Franciacorta. It is a sparkling Italian wine made in Lombardy, often an inexpensive alternative to Champagne, and the handful of Franciacorta I have tasted have all been delicious. At the Expo, I experienced the wines of Guido Berlucchi, who was the first to produce this sparkling wine in 1961. I began my tasting with the Berlucchi Metodo Classico Rose Cuvee '61, a blend of 50% Pinot Noir and 50% Chardonnay. A simple, easy drinking and dry wine with bright red fruit flavors. Refreshing and pleasant.
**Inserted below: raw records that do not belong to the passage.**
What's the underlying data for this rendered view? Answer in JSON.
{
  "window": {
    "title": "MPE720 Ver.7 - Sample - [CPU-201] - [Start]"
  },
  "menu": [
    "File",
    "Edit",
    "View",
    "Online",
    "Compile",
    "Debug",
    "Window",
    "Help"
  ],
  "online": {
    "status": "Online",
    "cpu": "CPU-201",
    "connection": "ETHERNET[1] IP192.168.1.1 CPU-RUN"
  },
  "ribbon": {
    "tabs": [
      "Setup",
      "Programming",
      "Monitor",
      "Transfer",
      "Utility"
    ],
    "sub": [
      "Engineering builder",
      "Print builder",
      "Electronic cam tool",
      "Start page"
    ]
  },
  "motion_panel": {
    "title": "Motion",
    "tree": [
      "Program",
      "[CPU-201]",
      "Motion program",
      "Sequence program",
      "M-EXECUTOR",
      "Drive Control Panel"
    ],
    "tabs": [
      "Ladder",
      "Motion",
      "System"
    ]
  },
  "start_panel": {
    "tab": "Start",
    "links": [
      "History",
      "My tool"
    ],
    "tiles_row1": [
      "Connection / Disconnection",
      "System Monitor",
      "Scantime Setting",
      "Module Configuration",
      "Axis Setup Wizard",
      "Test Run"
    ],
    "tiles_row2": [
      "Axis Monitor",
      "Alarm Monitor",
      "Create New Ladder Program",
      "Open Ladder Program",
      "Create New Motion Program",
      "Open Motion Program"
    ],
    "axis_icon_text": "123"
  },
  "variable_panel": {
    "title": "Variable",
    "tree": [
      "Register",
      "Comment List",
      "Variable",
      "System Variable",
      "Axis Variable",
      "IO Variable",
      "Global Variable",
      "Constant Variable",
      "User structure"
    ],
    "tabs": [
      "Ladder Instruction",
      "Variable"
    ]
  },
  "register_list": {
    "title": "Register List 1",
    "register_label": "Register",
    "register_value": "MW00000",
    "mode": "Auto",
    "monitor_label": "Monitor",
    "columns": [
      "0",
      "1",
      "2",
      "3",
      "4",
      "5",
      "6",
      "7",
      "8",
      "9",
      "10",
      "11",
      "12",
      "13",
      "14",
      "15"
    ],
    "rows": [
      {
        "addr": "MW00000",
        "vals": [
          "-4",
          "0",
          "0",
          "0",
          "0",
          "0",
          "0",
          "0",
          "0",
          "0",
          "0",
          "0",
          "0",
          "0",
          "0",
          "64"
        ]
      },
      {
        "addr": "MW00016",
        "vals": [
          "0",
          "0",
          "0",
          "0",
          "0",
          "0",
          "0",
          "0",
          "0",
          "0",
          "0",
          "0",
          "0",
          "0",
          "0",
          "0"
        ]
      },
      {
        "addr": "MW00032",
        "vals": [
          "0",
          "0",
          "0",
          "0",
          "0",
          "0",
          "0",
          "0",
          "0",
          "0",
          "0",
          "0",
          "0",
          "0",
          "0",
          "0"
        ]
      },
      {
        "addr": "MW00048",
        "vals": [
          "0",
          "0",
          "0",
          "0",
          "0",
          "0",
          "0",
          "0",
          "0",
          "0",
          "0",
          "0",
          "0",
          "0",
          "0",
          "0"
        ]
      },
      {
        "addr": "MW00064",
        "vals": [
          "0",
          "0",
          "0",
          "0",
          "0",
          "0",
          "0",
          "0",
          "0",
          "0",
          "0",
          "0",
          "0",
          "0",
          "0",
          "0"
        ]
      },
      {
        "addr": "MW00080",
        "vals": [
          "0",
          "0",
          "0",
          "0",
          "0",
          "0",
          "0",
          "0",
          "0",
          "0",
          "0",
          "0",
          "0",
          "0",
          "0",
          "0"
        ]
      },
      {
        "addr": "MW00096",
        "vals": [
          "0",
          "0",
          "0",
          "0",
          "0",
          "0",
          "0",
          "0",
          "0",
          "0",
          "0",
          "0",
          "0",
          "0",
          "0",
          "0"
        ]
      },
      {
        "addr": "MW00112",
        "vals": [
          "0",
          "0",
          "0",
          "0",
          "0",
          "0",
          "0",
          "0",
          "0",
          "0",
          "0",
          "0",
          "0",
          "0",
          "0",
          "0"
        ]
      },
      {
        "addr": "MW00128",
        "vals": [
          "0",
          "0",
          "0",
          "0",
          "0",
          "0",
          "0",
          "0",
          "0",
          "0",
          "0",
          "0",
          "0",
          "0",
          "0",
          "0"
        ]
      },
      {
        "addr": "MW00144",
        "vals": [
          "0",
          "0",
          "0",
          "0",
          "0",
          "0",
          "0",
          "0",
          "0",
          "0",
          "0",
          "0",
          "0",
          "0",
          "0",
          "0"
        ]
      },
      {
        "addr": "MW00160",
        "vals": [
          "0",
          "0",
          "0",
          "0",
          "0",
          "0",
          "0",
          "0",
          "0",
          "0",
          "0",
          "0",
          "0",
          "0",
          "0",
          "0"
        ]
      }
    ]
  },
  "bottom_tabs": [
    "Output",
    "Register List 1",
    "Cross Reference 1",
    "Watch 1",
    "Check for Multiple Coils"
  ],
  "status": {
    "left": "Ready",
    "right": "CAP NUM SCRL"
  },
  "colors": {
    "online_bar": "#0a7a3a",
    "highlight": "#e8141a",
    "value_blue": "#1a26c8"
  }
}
It was tasty but it was the Franciacorta that thoroughly impressed me.
The Berlucchi Franciacorta '61 Brut is a blend of 90% Chardonnay and 10% Pinot Noir, sits for about 24 months on the lees and sees no malolactic fermentation. This is such an elegant wine, smooth, complex and alluring. Delicious and clean flavors of green apple, melon and citrus with a rich mouthfeel. This was a "wow" wine and I wished at the moment that I could sit and drink the entire bottle. The Berlucchi Franciacorta '61 Rose, a blend of 55% Pinot Noir and 45% Chardonnay was equally as impressive, another elegant and complex sparkling wine but this time with delicious red fruit flavors. I would be hard pressed to say which of these two wines I liked better. These wines seem to cost around $30-$35 and I think that makes them both excellent values. Both are highly recommended, and are going to motivate me to seek our more Franciacorta.
A couple more Italian wine highlights include the following:
2011 Curtes Pecorino Falerio: Made of 100% Pecorino, this was an interesting white wine with pleasant citrus flavors and some nutty notes. Crisp, clean and tasty, I could easily enjoy this on its own or with food.
2009 San Joseph Rosso Piceno Superiore: A blend of 50% Montepulciano and 50% Sangiovese, this has a powerful earthy aroma, which might be offputting to some. I liked its rustic nature, with its cherry and plum flavors, vanilla and herbal notes.
Slant Shack Jerky. They use only grass fed beef, from farmers in Vermont and New York, and it comes in a variety of flavors. You can even custom order your own flavors, choosing a marinade, rub and/or glaze. They had four flavors available to taste at the Expo, including: Dried & True, Jerk McGurk's Wild Rubdown, and two Hot & Smoky flavors. I was impressed with the flavors of the jerky, as well as its texture which wasn't too tough or chewy. The Wild Rubdown, which has ginger, garlic, brown sugar, cayenne and paprika was my favorite of the four. It is available online or at Whole Foods and some other specialty shops.
What were some of your favorites from the Boston Wine Expo?